A MEETING about the Northway and Marston Police Office was cancelled when both parties 'had nothing new to say'.

Councillors from across the political spectrum were due to meet with leaders at Thames Valley Police to discuss the closure of the office – which as it is, will be shutting indefinitely in May 2019.

But, the meeting was called off last Friday by those campaigning to keep the police base open because 'all of the cards are already on the table'.

Peter West of Headington and Marston Neighbourhood Forum, who penned the first letter signed by community groups, councillors and residents urging the force to reverse the decision to shut the base, said: “I, and a number of councillors, were due to meet the TVP base today to discuss progress, it dawned on me that we had already put all of our cards on the table and really had nothing more to add to what had already been said."

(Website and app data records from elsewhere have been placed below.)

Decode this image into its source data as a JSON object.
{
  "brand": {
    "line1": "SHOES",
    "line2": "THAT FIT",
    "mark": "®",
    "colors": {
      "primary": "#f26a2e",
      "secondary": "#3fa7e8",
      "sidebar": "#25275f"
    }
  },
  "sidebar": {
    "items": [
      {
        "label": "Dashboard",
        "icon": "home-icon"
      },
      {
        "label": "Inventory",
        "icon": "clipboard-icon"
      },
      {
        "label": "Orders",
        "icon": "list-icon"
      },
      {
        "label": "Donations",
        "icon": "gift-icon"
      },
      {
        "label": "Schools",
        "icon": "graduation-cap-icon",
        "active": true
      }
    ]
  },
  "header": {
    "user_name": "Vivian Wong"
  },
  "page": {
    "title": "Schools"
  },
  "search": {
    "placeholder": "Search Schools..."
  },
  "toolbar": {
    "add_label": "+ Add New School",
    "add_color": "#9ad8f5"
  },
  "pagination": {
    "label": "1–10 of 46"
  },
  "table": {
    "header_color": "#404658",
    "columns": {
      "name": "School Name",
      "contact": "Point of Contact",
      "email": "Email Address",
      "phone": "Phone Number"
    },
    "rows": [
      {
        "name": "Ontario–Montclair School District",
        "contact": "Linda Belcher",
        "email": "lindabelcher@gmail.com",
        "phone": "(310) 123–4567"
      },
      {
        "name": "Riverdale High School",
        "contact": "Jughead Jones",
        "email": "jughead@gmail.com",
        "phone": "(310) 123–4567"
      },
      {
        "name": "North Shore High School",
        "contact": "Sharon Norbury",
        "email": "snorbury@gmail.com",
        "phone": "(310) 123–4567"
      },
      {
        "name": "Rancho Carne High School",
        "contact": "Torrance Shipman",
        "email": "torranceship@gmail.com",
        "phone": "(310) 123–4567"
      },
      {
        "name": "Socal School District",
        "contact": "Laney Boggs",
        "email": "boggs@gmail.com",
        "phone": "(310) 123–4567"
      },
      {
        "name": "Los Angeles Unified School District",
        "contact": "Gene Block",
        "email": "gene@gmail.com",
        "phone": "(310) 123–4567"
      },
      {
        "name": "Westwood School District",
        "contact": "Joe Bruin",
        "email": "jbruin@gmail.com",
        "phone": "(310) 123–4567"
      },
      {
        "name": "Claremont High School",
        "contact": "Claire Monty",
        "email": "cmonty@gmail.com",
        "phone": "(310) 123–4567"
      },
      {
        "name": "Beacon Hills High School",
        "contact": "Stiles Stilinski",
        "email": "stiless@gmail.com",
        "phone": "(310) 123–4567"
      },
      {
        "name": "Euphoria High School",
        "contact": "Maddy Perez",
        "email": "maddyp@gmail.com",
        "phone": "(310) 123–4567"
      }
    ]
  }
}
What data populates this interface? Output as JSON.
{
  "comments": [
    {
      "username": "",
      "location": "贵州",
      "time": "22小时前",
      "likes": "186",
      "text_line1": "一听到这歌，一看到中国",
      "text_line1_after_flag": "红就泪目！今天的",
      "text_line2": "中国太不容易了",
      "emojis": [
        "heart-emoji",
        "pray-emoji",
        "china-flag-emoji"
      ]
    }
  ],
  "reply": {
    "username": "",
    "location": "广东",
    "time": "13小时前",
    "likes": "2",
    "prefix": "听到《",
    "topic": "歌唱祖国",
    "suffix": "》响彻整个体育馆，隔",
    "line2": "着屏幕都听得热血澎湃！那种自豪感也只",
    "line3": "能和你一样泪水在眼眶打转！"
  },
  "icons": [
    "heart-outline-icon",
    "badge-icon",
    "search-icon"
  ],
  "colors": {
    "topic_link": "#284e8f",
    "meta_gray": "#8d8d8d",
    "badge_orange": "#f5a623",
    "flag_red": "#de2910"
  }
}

Mr West added: “Similarly, I checked with the TVP and they were in the process of checking costs of the accommodation of other Oxford Neighbourhood Teams and had nothing to add either, so we agreed to cancel the meeting.”

“I’m not sure what the effects the costs of the other office areas have on the costs of the Marston Office, other than to say they are the same, higher or lower."

It is understood that Thames Valley Police rents the office for £17,000.

Campaigners previously told the Oxford Mail this is a 'tiny amount' of money.

Thames Valley Police press office said of the closure that ‘bricks and mortar have little to do with policing’.

But locals say the office reassures residents and provides a visible deterrent to criminals.

According to the Police UK crime map, in August this year 214 crimes were reported in north east Oxford.

A spokesperson at Thames Valley Police last told the Oxford Mail: “In the last eight years, a number of measures have been put in place by Thames Valley Police to reduce estate costs while being committed to protecting the frontline.

“We continue to work with partners to explore opportunities for co-location, other cost reductions or service delivery initiatives.

“However, bricks and mortar has little to do with policing: we want to ensure that neighbourhood officers spend more time in the community."